- What you have to do
Pull out each line of the data that includes the word "this".

(Web page and app entries)
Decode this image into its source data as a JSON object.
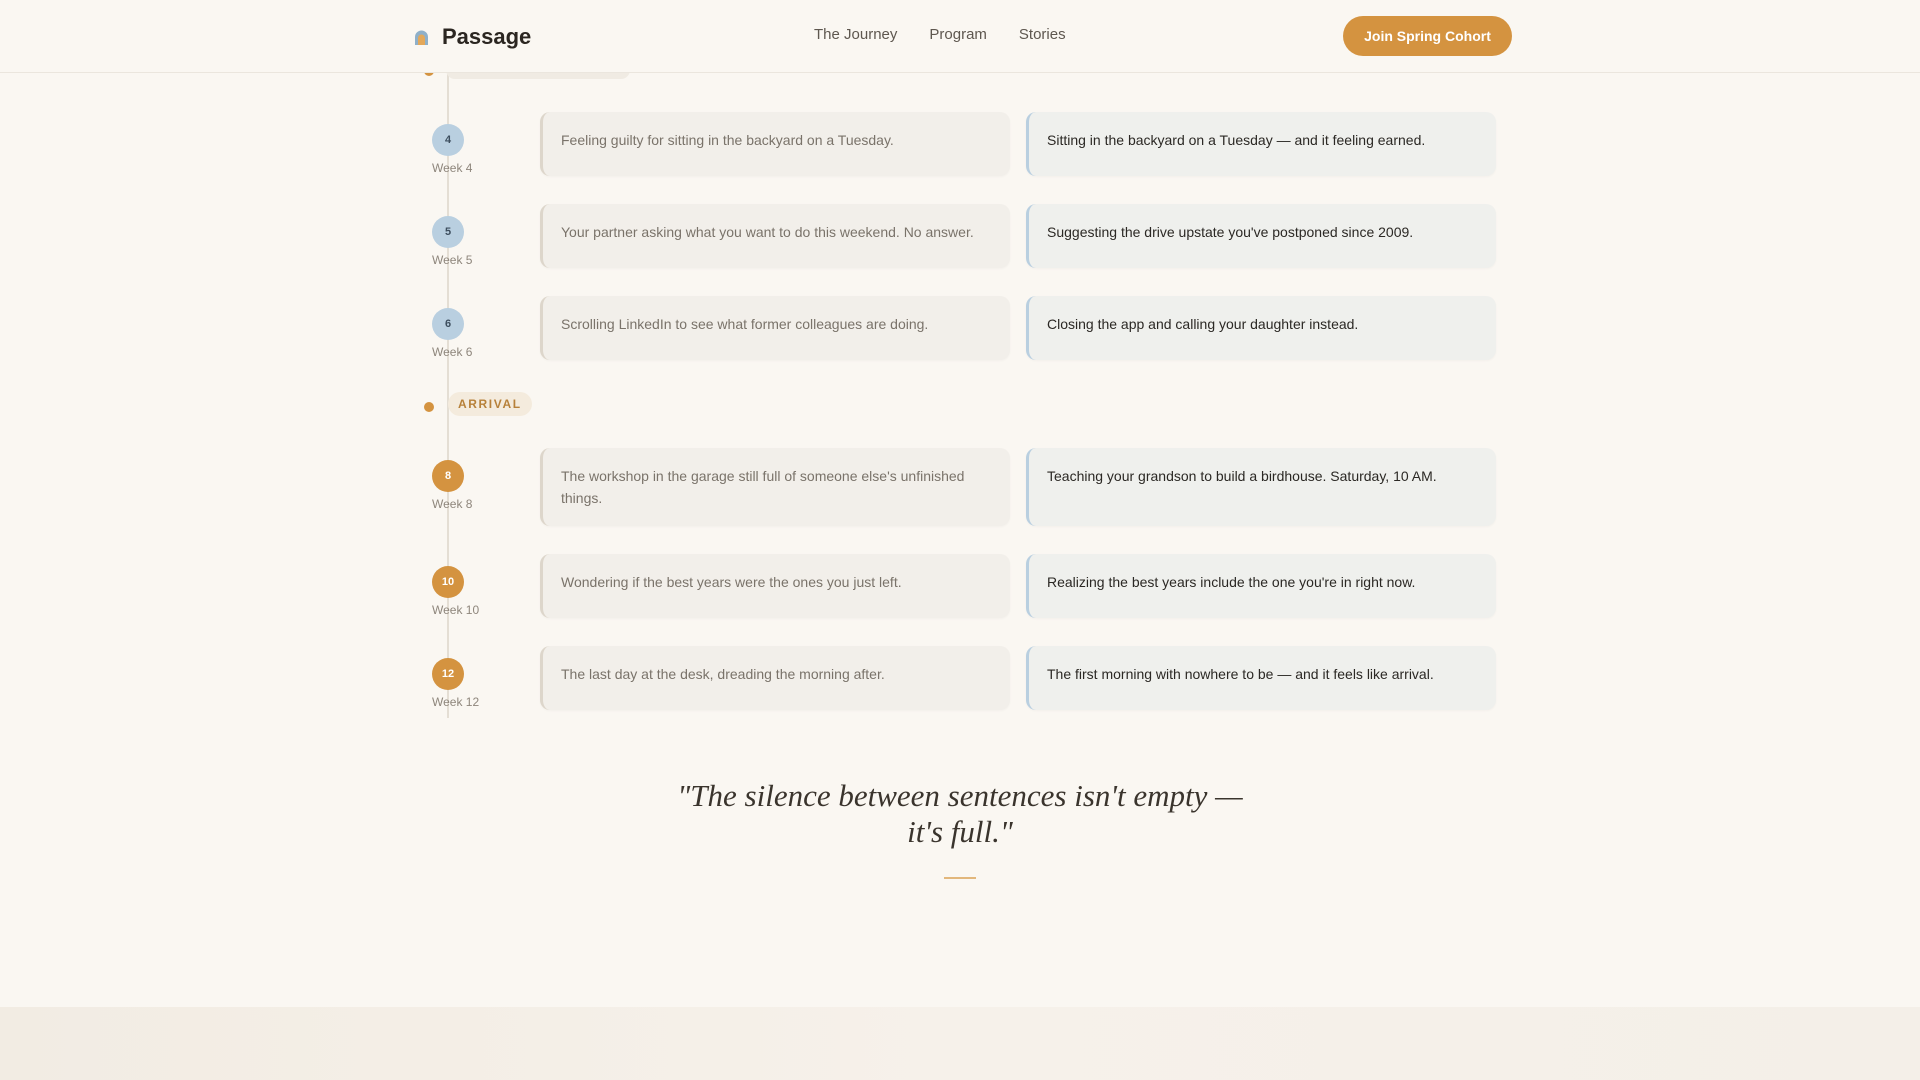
{
  "header": {
    "brand": "Passage",
    "nav": [
      "The Journey",
      "Program",
      "Stories"
    ],
    "cta": "Join Spring Cohort"
  },
  "timeline": {
    "phase_label": "ARRIVAL",
    "rows": [
      {
        "num": "4",
        "week": "Week 4",
        "style": "blue",
        "before": "Feeling guilty for sitting in the backyard on a Tuesday.",
        "after": "Sitting in the backyard on a Tuesday — and it feeling earned."
      },
      {
        "num": "5",
        "week": "Week 5",
        "style": "blue",
        "before": "Your partner asking what you want to do this weekend. No answer.",
        "after": "Suggesting the drive upstate you've postponed since 2009."
      },
      {
        "num": "6",
        "week": "Week 6",
        "style": "blue",
        "before": "Scrolling LinkedIn to see what former colleagues are doing.",
        "after": "Closing the app and calling your daughter instead."
      },
      {
        "num": "8",
        "week": "Week 8",
        "style": "gold",
        "before": "The workshop in the garage still full of someone else's unfinished things.",
        "after": "Teaching your grandson to build a birdhouse. Saturday, 10 AM."
      },
      {
        "num": "10",
        "week": "Week 10",
        "style": "gold",
        "before": "Wondering if the best years were the ones you just left.",
        "after": "Realizing the best years include the one you're in right now."
      },
      {
        "num": "12",
        "week": "Week 12",
        "style": "gold",
        "before": "The last day at the desk, dreading the morning after.",
        "after": "The first morning with nowhere to be — and it feels like arrival."
      }
    ]
  },
  "quote": "\"The silence between sentences isn't empty — it's full.\"",
  "colors": {
    "accent": "#d49340",
    "blue_node": "#b9cfe0",
    "background": "#faf7f2"
  }
}
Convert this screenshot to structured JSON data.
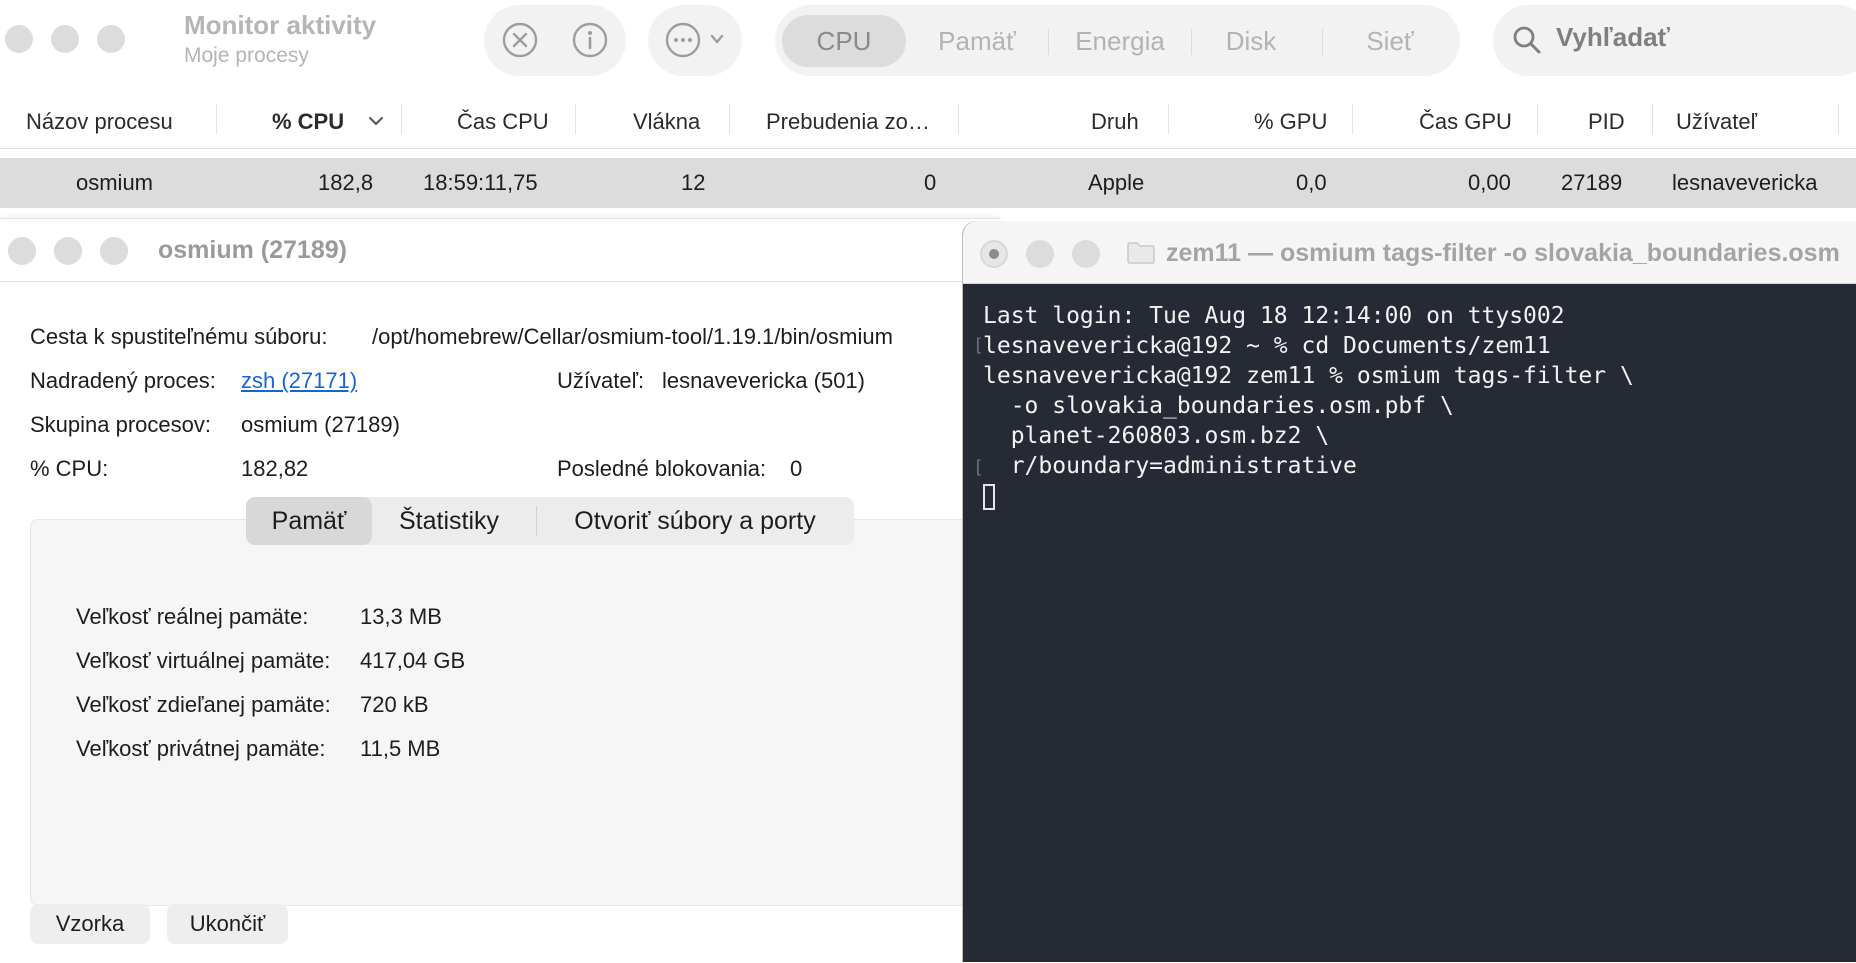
{
  "app": {
    "title": "Monitor aktivity",
    "subtitle": "Moje procesy"
  },
  "toolbar": {
    "stop_icon": "x-circle-icon",
    "info_icon": "info-icon",
    "more_icon": "ellipsis-circle-icon"
  },
  "tabs": [
    {
      "label": "CPU",
      "active": true
    },
    {
      "label": "Pamäť",
      "active": false
    },
    {
      "label": "Energia",
      "active": false
    },
    {
      "label": "Disk",
      "active": false
    },
    {
      "label": "Sieť",
      "active": false
    }
  ],
  "search": {
    "placeholder": "Vyhľadať"
  },
  "columns": [
    "Názov procesu",
    "% CPU",
    "Čas CPU",
    "Vlákna",
    "Prebudenia zo…",
    "Druh",
    "% GPU",
    "Čas GPU",
    "PID",
    "Užívateľ"
  ],
  "selected_row": {
    "name": "osmium",
    "cpu": "182,8",
    "cpu_time": "18:59:11,75",
    "threads": "12",
    "wakeups": "0",
    "kind": "Apple",
    "gpu": "0,0",
    "gpu_time": "0,00",
    "pid": "27189",
    "user": "lesnaveverickа"
  },
  "inspector": {
    "title": "osmium (27189)",
    "path_label": "Cesta k spustiteľnému súboru:",
    "path_value": "/opt/homebrew/Cellar/osmium-tool/1.19.1/bin/osmium",
    "parent_label": "Nadradený proces:",
    "parent_value": "zsh (27171)",
    "user_label": "Užívateľ:",
    "user_value": "lesnaveverickа (501)",
    "group_label": "Skupina procesov:",
    "group_value": "osmium (27189)",
    "cpu_label": "% CPU:",
    "cpu_value": "182,82",
    "blocks_label": "Posledné blokovania:",
    "blocks_value": "0",
    "segments": [
      "Pamäť",
      "Štatistiky",
      "Otvoriť súbory a porty"
    ],
    "memory": [
      {
        "label": "Veľkosť reálnej pamäte:",
        "value": "13,3 MB"
      },
      {
        "label": "Veľkosť virtuálnej pamäte:",
        "value": "417,04 GB"
      },
      {
        "label": "Veľkosť zdieľanej pamäte:",
        "value": "720 kB"
      },
      {
        "label": "Veľkosť privátnej pamäte:",
        "value": "11,5 MB"
      }
    ],
    "sample_button": "Vzorka",
    "quit_button": "Ukončiť"
  },
  "terminal": {
    "title": "zem11 — osmium tags-filter -o slovakia_boundaries.osm",
    "lines": [
      "Last login: Tue Aug 18 12:14:00 on ttys002",
      "lesnaveverickа@192 ~ % cd Documents/zem11",
      "lesnaveverickа@192 zem11 % osmium tags-filter \\",
      "  -o slovakia_boundaries.osm.pbf \\",
      "  planet-260803.osm.bz2 \\",
      "  r/boundary=administrative"
    ]
  }
}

- Task response
Decode this image into its source data as a JSON object.
        "before": "Your partner asking what you want to do this weekend. No answer.",
Convert this screenshot to structured JSON data.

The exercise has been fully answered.